> [Exercise details]: Go through the entries below and pick out every line with "text".

#####

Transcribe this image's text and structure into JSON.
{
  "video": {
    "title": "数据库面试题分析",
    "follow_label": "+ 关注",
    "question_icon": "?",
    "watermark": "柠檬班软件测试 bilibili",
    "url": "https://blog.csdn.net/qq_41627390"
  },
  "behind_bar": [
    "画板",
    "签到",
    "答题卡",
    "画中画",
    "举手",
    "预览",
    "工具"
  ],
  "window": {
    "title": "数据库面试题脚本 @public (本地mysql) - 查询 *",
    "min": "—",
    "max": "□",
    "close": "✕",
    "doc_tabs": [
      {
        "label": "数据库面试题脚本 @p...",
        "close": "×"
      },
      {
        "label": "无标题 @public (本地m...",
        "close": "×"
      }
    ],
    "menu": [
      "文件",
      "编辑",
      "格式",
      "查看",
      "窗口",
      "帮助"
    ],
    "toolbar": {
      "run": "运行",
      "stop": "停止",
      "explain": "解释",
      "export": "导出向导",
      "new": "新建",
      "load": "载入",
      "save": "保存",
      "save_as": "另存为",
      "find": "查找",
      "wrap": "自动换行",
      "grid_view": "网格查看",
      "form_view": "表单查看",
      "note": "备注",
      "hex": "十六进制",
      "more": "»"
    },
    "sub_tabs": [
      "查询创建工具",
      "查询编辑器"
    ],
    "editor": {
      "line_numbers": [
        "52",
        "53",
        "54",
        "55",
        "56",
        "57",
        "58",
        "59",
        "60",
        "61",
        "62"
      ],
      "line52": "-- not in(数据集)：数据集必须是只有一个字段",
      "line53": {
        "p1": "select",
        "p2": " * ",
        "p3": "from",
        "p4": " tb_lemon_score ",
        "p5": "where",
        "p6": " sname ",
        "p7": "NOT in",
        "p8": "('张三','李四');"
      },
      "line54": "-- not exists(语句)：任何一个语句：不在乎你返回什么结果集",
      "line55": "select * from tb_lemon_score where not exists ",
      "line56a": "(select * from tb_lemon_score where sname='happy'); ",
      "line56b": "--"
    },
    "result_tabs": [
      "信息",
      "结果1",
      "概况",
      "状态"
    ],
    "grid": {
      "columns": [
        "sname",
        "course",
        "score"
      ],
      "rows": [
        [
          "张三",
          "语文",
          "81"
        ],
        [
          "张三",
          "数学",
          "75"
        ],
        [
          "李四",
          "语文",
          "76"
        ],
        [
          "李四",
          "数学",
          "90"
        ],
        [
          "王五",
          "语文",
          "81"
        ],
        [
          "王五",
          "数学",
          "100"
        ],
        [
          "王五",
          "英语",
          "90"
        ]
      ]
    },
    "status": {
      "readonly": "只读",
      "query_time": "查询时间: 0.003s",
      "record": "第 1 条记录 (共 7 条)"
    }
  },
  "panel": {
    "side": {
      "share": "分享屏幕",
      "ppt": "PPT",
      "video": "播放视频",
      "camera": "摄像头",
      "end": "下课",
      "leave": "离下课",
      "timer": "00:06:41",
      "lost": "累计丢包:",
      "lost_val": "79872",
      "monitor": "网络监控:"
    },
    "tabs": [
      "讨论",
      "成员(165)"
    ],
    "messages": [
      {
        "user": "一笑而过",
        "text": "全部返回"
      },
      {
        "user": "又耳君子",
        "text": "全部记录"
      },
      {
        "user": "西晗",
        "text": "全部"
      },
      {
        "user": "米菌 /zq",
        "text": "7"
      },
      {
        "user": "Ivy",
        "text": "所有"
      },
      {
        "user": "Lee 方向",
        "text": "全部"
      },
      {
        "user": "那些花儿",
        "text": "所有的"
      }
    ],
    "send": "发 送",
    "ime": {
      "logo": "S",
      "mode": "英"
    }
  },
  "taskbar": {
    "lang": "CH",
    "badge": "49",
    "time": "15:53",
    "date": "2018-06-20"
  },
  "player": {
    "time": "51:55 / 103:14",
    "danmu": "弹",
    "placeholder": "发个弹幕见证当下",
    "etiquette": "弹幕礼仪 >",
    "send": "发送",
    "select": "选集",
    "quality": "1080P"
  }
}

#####

> [Response area]:
Transcribe this image's text and structure into JSON.
        "text": "全部返回"
        "text": "全部记录"
        "text": "全部"
        "text": "7"
        "text": "所有"
        "text": "全部"
        "text": "所有的"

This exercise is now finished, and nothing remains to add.